▸ **DATA EXTRACTS**:
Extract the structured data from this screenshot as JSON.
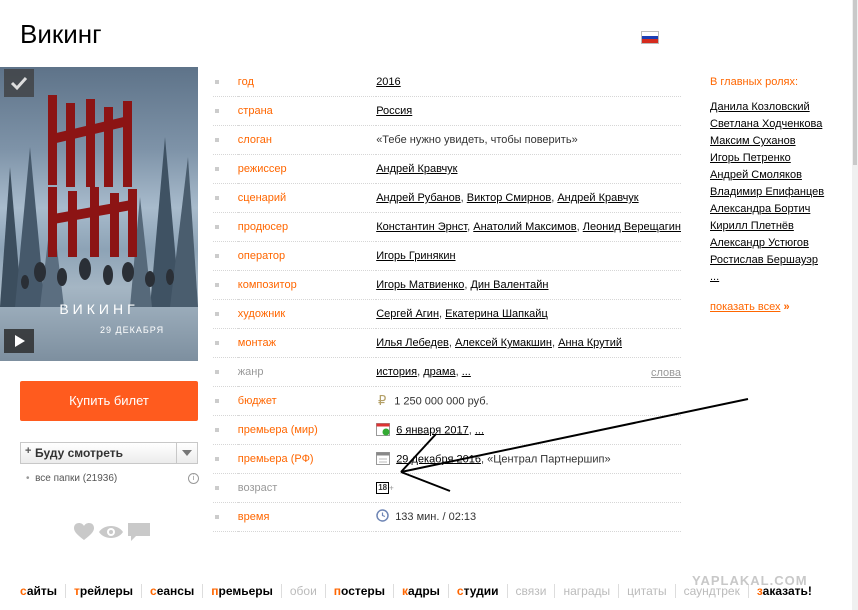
{
  "film": {
    "title": "Викинг"
  },
  "poster": {
    "tagline": "ТЕБЕ НУЖНО УВИДЕТЬ, ЧТОБЫ ПОВЕРИТЬ",
    "title": "ВИКИНГ",
    "date": "29 ДЕКАБРЯ"
  },
  "colors": {
    "accent": "#ff6600",
    "buy": "#ff5b1e"
  },
  "buy_label": "Купить билет",
  "watch": {
    "label": "Буду смотреть",
    "folders": "все папки (21936)"
  },
  "info": {
    "year": {
      "key": "год",
      "links": [
        "2016"
      ]
    },
    "country": {
      "key": "страна",
      "links": [
        "Россия"
      ]
    },
    "slogan": {
      "key": "слоган",
      "text": "«Тебе нужно увидеть, чтобы поверить»"
    },
    "director": {
      "key": "режиссер",
      "links": [
        "Андрей Кравчук"
      ]
    },
    "writer": {
      "key": "сценарий",
      "links": [
        "Андрей Рубанов",
        "Виктор Смирнов",
        "Андрей Кравчук"
      ]
    },
    "producer": {
      "key": "продюсер",
      "links": [
        "Константин Эрнст",
        "Анатолий Максимов",
        "Леонид Верещагин"
      ]
    },
    "operator": {
      "key": "оператор",
      "links": [
        "Игорь Гринякин"
      ]
    },
    "composer": {
      "key": "композитор",
      "links": [
        "Игорь Матвиенко",
        "Дин Валентайн"
      ]
    },
    "artist": {
      "key": "художник",
      "links": [
        "Сергей Агин",
        "Екатерина Шапкайц"
      ]
    },
    "editing": {
      "key": "монтаж",
      "links": [
        "Илья Лебедев",
        "Алексей Кумакшин",
        "Анна Крутий"
      ]
    },
    "genre": {
      "key": "жанр",
      "links": [
        "история",
        "драма",
        "..."
      ],
      "more": "слова"
    },
    "budget": {
      "key": "бюджет",
      "text": "1 250 000 000 руб."
    },
    "premiere_world": {
      "key": "премьера (мир)",
      "date": "6 января 2017",
      "more": "..."
    },
    "premiere_rf": {
      "key": "премьера (РФ)",
      "date": "29 декабря 2016",
      "distributor": "«Централ Партнершип»"
    },
    "age": {
      "key": "возраст",
      "value": "18",
      "plus": "+"
    },
    "time": {
      "key": "время",
      "text": "133 мин. / 02:13"
    }
  },
  "roles": {
    "heading": "В главных ролях:",
    "actors": [
      "Данила Козловский",
      "Светлана Ходченкова",
      "Максим Суханов",
      "Игорь Петренко",
      "Андрей Смоляков",
      "Владимир Епифанцев",
      "Александра Бортич",
      "Кирилл Плетнёв",
      "Александр Устюгов",
      "Ростислав Бершауэр",
      "..."
    ],
    "show_all": "показать всех",
    "show_all_arrow": "»"
  },
  "bottom_nav": [
    {
      "first": "с",
      "rest": "айты",
      "on": true
    },
    {
      "first": "т",
      "rest": "рейлеры",
      "on": true
    },
    {
      "first": "с",
      "rest": "еансы",
      "on": true
    },
    {
      "first": "п",
      "rest": "ремьеры",
      "on": true
    },
    {
      "first": "",
      "rest": "обои",
      "on": false
    },
    {
      "first": "п",
      "rest": "остеры",
      "on": true
    },
    {
      "first": "к",
      "rest": "адры",
      "on": true
    },
    {
      "first": "с",
      "rest": "тудии",
      "on": true
    },
    {
      "first": "",
      "rest": "связи",
      "on": false
    },
    {
      "first": "",
      "rest": "награды",
      "on": false
    },
    {
      "first": "",
      "rest": "цитаты",
      "on": false
    },
    {
      "first": "",
      "rest": "саундтрек",
      "on": false
    },
    {
      "first": "з",
      "rest": "аказать!",
      "on": true
    }
  ],
  "watermark": "YAPLAKAL.COM"
}
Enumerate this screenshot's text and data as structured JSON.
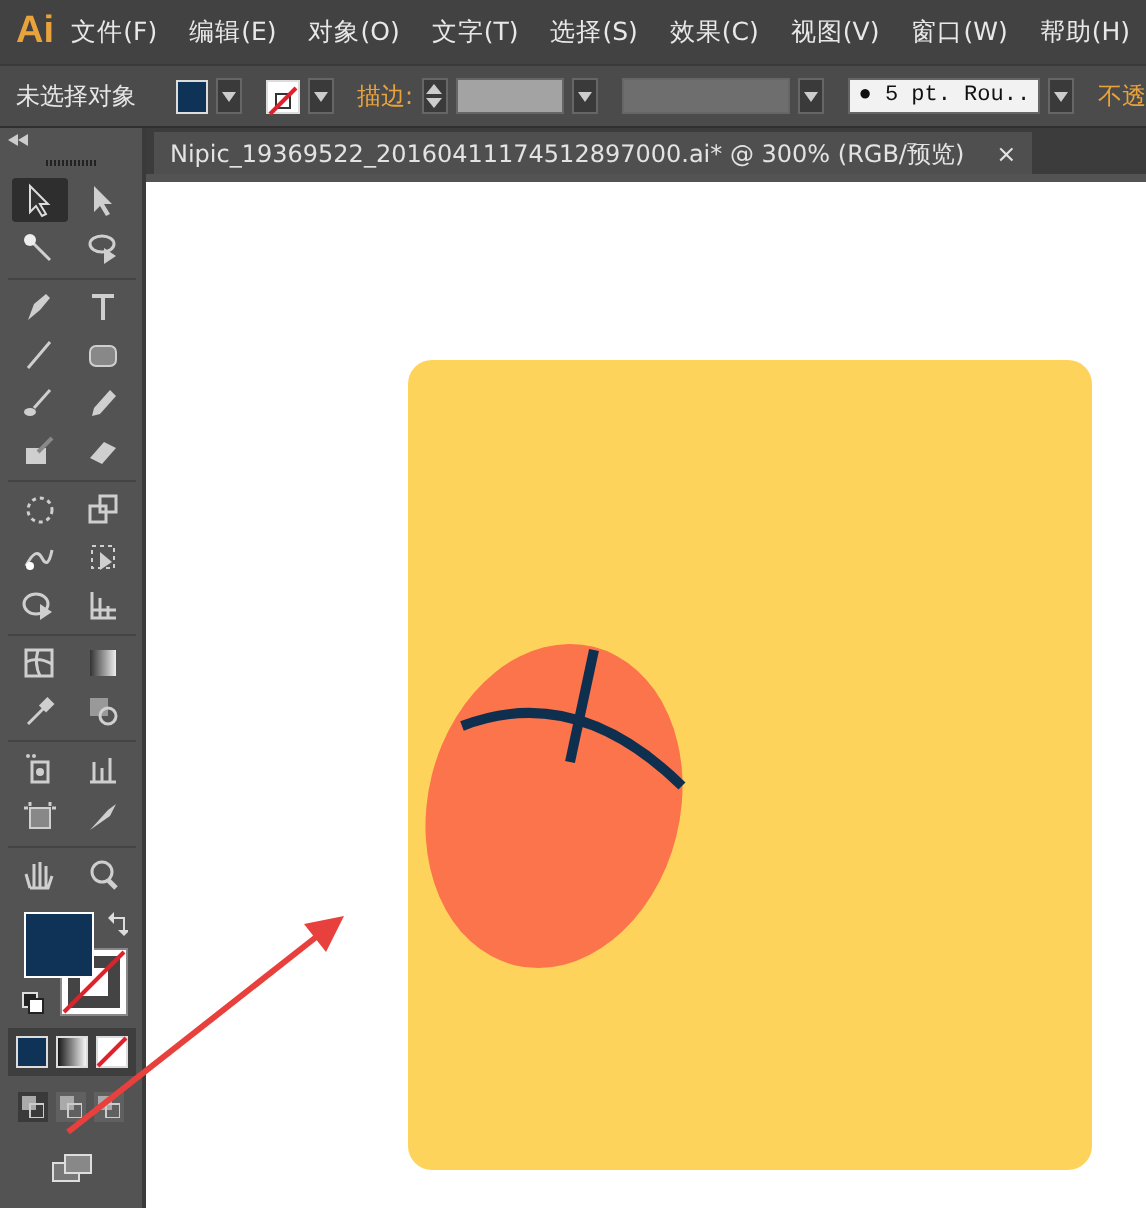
{
  "app": {
    "logo": "Ai"
  },
  "menu": [
    {
      "label": "文件(F)"
    },
    {
      "label": "编辑(E)"
    },
    {
      "label": "对象(O)"
    },
    {
      "label": "文字(T)"
    },
    {
      "label": "选择(S)"
    },
    {
      "label": "效果(C)"
    },
    {
      "label": "视图(V)"
    },
    {
      "label": "窗口(W)"
    },
    {
      "label": "帮助(H)"
    }
  ],
  "control_bar": {
    "selection_label": "未选择对象",
    "stroke_label": "描边:",
    "brush": "● 5 pt. Rou..",
    "opacity_label": "不透"
  },
  "document_tab": {
    "title": "Nipic_19369522_20160411174512897000.ai*  @  300%  (RGB/预览)",
    "close": "×",
    "selected": true
  },
  "tools": [
    {
      "kind": "selection",
      "selected": true
    },
    {
      "kind": "direct-selection",
      "selected": false
    },
    {
      "kind": "magic-wand",
      "selected": false
    },
    {
      "kind": "lasso",
      "selected": false
    },
    {
      "kind": "pen",
      "selected": false
    },
    {
      "kind": "type",
      "selected": false
    },
    {
      "kind": "line",
      "selected": false
    },
    {
      "kind": "rectangle",
      "selected": false
    },
    {
      "kind": "paintbrush",
      "selected": false
    },
    {
      "kind": "pencil",
      "selected": false
    },
    {
      "kind": "blob-brush",
      "selected": false
    },
    {
      "kind": "eraser",
      "selected": false
    },
    {
      "kind": "rotate",
      "selected": false
    },
    {
      "kind": "scale",
      "selected": false
    },
    {
      "kind": "warp",
      "selected": false
    },
    {
      "kind": "free-transform",
      "selected": false
    },
    {
      "kind": "shape-builder",
      "selected": false
    },
    {
      "kind": "perspective-grid",
      "selected": false
    },
    {
      "kind": "mesh",
      "selected": false
    },
    {
      "kind": "gradient",
      "selected": false
    },
    {
      "kind": "eyedropper",
      "selected": false
    },
    {
      "kind": "blend",
      "selected": false
    },
    {
      "kind": "symbol-sprayer",
      "selected": false
    },
    {
      "kind": "column-graph",
      "selected": false
    },
    {
      "kind": "artboard",
      "selected": false
    },
    {
      "kind": "slice",
      "selected": false
    },
    {
      "kind": "hand",
      "selected": false
    },
    {
      "kind": "zoom",
      "selected": false
    }
  ],
  "draw_modes": [
    {
      "selected": true
    },
    {
      "selected": false
    },
    {
      "selected": false
    }
  ]
}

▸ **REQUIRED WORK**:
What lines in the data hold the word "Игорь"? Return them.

▸ **SOLUTION BELOW**:
        "Игорь Гринякин"
        "Игорь Матвиенко",
      "Игорь Петренко",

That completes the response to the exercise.